--- YOUR OBJECTIVE ---
The output should be every line below, retyped exactly, with no images.

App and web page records
---------------

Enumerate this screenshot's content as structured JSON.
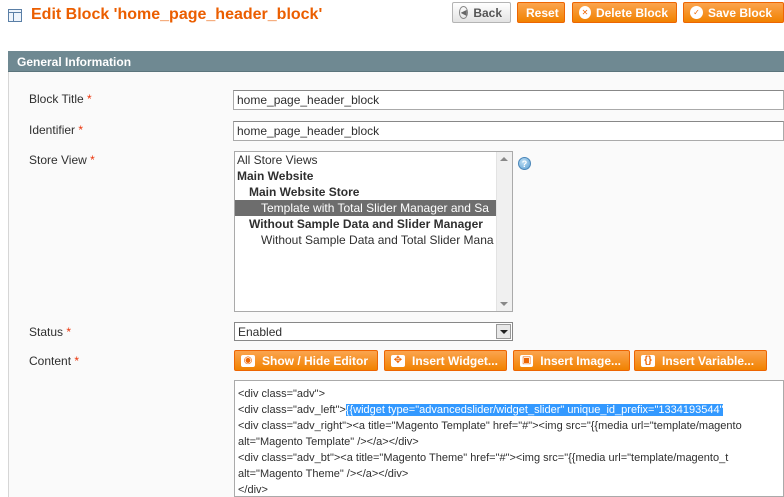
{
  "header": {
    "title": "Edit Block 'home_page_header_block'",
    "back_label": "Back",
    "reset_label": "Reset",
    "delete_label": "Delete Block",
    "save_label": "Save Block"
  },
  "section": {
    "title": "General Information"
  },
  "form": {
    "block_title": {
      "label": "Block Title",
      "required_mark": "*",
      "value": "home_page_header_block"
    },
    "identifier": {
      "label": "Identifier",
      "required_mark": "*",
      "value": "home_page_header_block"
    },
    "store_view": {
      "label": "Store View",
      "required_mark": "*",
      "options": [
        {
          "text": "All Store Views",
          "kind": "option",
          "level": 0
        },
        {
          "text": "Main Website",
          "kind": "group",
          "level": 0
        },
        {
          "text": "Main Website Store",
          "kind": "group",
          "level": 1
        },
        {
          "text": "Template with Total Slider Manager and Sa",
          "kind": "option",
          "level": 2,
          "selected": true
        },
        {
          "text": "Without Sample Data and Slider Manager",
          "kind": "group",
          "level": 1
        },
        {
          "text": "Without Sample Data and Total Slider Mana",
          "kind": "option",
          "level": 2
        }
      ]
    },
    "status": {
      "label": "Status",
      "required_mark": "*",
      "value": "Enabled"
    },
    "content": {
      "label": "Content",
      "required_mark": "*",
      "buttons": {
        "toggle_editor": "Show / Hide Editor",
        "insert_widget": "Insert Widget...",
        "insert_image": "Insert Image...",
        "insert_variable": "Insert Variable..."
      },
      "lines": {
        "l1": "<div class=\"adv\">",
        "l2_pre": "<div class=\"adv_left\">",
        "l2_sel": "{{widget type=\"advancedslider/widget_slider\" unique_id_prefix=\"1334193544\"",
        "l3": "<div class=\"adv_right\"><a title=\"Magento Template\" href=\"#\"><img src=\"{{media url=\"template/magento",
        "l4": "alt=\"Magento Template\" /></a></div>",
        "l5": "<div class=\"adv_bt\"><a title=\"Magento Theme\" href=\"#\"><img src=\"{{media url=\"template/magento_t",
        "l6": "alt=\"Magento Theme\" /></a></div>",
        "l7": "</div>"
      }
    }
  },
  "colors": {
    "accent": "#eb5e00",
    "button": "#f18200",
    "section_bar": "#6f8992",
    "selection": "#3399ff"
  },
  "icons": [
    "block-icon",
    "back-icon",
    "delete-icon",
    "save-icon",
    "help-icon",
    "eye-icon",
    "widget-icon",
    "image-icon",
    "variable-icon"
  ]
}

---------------

--- EXERCISE ANSWER ---
Enumerate this screenshot's content as structured JSON.
{
  "header": {
    "title": "Edit Block 'home_page_header_block'",
    "back_label": "Back",
    "reset_label": "Reset",
    "delete_label": "Delete Block",
    "save_label": "Save Block"
  },
  "section": {
    "title": "General Information"
  },
  "form": {
    "block_title": {
      "label": "Block Title",
      "required_mark": "*",
      "value": "home_page_header_block"
    },
    "identifier": {
      "label": "Identifier",
      "required_mark": "*",
      "value": "home_page_header_block"
    },
    "store_view": {
      "label": "Store View",
      "required_mark": "*",
      "options": [
        {
          "text": "All Store Views",
          "kind": "option",
          "level": 0
        },
        {
          "text": "Main Website",
          "kind": "group",
          "level": 0
        },
        {
          "text": "Main Website Store",
          "kind": "group",
          "level": 1
        },
        {
          "text": "Template with Total Slider Manager and Sa",
          "kind": "option",
          "level": 2,
          "selected": true
        },
        {
          "text": "Without Sample Data and Slider Manager",
          "kind": "group",
          "level": 1
        },
        {
          "text": "Without Sample Data and Total Slider Mana",
          "kind": "option",
          "level": 2
        }
      ]
    },
    "status": {
      "label": "Status",
      "required_mark": "*",
      "value": "Enabled"
    },
    "content": {
      "label": "Content",
      "required_mark": "*",
      "buttons": {
        "toggle_editor": "Show / Hide Editor",
        "insert_widget": "Insert Widget...",
        "insert_image": "Insert Image...",
        "insert_variable": "Insert Variable..."
      },
      "lines": {
        "l1": "<div class=\"adv\">",
        "l2_pre": "<div class=\"adv_left\">",
        "l2_sel": "{{widget type=\"advancedslider/widget_slider\" unique_id_prefix=\"1334193544\"",
        "l3": "<div class=\"adv_right\"><a title=\"Magento Template\" href=\"#\"><img src=\"{{media url=\"template/magento",
        "l4": "alt=\"Magento Template\" /></a></div>",
        "l5": "<div class=\"adv_bt\"><a title=\"Magento Theme\" href=\"#\"><img src=\"{{media url=\"template/magento_t",
        "l6": "alt=\"Magento Theme\" /></a></div>",
        "l7": "</div>"
      }
    }
  },
  "colors": {
    "accent": "#eb5e00",
    "button": "#f18200",
    "section_bar": "#6f8992",
    "selection": "#3399ff"
  },
  "icons": [
    "block-icon",
    "back-icon",
    "delete-icon",
    "save-icon",
    "help-icon",
    "eye-icon",
    "widget-icon",
    "image-icon",
    "variable-icon"
  ]
}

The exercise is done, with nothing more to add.